◆ DIRECTIONS: What is wanted is every record, duplicated word for word.

◆ RECORDS SUPPLIED:
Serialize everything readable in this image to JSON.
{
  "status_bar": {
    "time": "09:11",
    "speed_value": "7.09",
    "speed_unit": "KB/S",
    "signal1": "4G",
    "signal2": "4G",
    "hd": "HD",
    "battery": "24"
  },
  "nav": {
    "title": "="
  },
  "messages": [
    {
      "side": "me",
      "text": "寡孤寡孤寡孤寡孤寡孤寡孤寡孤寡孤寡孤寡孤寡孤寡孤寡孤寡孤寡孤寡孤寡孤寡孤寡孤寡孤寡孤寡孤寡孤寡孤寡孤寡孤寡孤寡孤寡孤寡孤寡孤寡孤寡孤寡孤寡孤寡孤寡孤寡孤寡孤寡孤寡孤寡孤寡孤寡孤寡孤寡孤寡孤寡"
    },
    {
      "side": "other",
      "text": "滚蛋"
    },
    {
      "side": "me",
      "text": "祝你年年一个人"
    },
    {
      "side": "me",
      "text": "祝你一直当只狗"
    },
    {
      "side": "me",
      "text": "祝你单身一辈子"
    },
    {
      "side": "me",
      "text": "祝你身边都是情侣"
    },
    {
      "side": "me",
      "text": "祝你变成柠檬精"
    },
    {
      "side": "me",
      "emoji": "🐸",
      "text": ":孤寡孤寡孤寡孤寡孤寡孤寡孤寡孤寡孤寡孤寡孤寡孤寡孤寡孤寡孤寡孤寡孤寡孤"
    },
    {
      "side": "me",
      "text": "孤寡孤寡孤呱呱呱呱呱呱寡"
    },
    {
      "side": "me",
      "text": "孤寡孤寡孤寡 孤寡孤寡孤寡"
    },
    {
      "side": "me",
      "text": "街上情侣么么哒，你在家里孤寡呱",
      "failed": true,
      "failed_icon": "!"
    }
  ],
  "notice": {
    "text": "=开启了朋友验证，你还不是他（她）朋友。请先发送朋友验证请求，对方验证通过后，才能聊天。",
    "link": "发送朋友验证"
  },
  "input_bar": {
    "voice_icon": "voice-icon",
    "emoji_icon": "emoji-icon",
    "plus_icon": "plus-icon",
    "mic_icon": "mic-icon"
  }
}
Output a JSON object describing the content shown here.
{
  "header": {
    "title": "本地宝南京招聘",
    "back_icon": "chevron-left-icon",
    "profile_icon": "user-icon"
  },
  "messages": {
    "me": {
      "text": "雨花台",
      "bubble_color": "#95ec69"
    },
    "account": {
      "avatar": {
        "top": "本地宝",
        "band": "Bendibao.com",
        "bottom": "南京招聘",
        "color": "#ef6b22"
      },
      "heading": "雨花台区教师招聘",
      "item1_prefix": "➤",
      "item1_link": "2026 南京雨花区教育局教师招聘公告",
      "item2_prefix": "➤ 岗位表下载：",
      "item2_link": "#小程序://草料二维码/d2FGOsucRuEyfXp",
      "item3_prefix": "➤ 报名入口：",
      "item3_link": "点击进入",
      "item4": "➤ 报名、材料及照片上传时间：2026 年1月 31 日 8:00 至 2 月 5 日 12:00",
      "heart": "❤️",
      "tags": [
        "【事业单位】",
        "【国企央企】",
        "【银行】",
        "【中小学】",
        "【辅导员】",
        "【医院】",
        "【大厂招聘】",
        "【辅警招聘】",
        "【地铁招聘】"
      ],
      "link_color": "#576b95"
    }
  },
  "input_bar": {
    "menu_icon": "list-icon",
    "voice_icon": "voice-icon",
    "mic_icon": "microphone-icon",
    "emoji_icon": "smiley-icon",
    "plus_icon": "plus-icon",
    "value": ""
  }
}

◆ RESULT OF THIS TASK:
Serialize everything readable in this image to JSON.
{
  "status_bar": {
    "time": "09:11",
    "speed_value": "7.09",
    "speed_unit": "KB/S",
    "signal1": "4G",
    "signal2": "4G",
    "hd": "HD",
    "battery": "24"
  },
  "nav": {
    "title": "="
  },
  "messages": [
    {
      "side": "me",
      "text": "寡孤寡孤寡孤寡孤寡孤寡孤寡孤寡孤寡孤寡孤寡孤寡孤寡孤寡孤寡孤寡孤寡孤寡孤寡孤寡孤寡孤寡孤寡孤寡孤寡孤寡孤寡孤寡孤寡孤寡孤寡孤寡孤寡孤寡孤寡孤寡孤寡孤寡孤寡孤寡孤寡孤寡孤寡孤寡孤寡孤寡孤寡孤寡"
    },
    {
      "side": "other",
      "text": "滚蛋"
    },
    {
      "side": "me",
      "text": "祝你年年一个人"
    },
    {
      "side": "me",
      "text": "祝你一直当只狗"
    },
    {
      "side": "me",
      "text": "祝你单身一辈子"
    },
    {
      "side": "me",
      "text": "祝你身边都是情侣"
    },
    {
      "side": "me",
      "text": "祝你变成柠檬精"
    },
    {
      "side": "me",
      "emoji": "🐸",
      "text": ":孤寡孤寡孤寡孤寡孤寡孤寡孤寡孤寡孤寡孤寡孤寡孤寡孤寡孤寡孤寡孤寡孤寡孤"
    },
    {
      "side": "me",
      "text": "孤寡孤寡孤呱呱呱呱呱呱寡"
    },
    {
      "side": "me",
      "text": "孤寡孤寡孤寡 孤寡孤寡孤寡"
    },
    {
      "side": "me",
      "text": "街上情侣么么哒，你在家里孤寡呱",
      "failed": true,
      "failed_icon": "!"
    }
  ],
  "notice": {
    "text": "=开启了朋友验证，你还不是他（她）朋友。请先发送朋友验证请求，对方验证通过后，才能聊天。",
    "link": "发送朋友验证"
  },
  "input_bar": {
    "voice_icon": "voice-icon",
    "emoji_icon": "emoji-icon",
    "plus_icon": "plus-icon",
    "mic_icon": "mic-icon"
  }
}
Output a JSON object describing the content shown here.
{
  "header": {
    "title": "本地宝南京招聘",
    "back_icon": "chevron-left-icon",
    "profile_icon": "user-icon"
  },
  "messages": {
    "me": {
      "text": "雨花台",
      "bubble_color": "#95ec69"
    },
    "account": {
      "avatar": {
        "top": "本地宝",
        "band": "Bendibao.com",
        "bottom": "南京招聘",
        "color": "#ef6b22"
      },
      "heading": "雨花台区教师招聘",
      "item1_prefix": "➤",
      "item1_link": "2026 南京雨花区教育局教师招聘公告",
      "item2_prefix": "➤ 岗位表下载：",
      "item2_link": "#小程序://草料二维码/d2FGOsucRuEyfXp",
      "item3_prefix": "➤ 报名入口：",
      "item3_link": "点击进入",
      "item4": "➤ 报名、材料及照片上传时间：2026 年1月 31 日 8:00 至 2 月 5 日 12:00",
      "heart": "❤️",
      "tags": [
        "【事业单位】",
        "【国企央企】",
        "【银行】",
        "【中小学】",
        "【辅导员】",
        "【医院】",
        "【大厂招聘】",
        "【辅警招聘】",
        "【地铁招聘】"
      ],
      "link_color": "#576b95"
    }
  },
  "input_bar": {
    "menu_icon": "list-icon",
    "voice_icon": "voice-icon",
    "mic_icon": "microphone-icon",
    "emoji_icon": "smiley-icon",
    "plus_icon": "plus-icon",
    "value": ""
  }
}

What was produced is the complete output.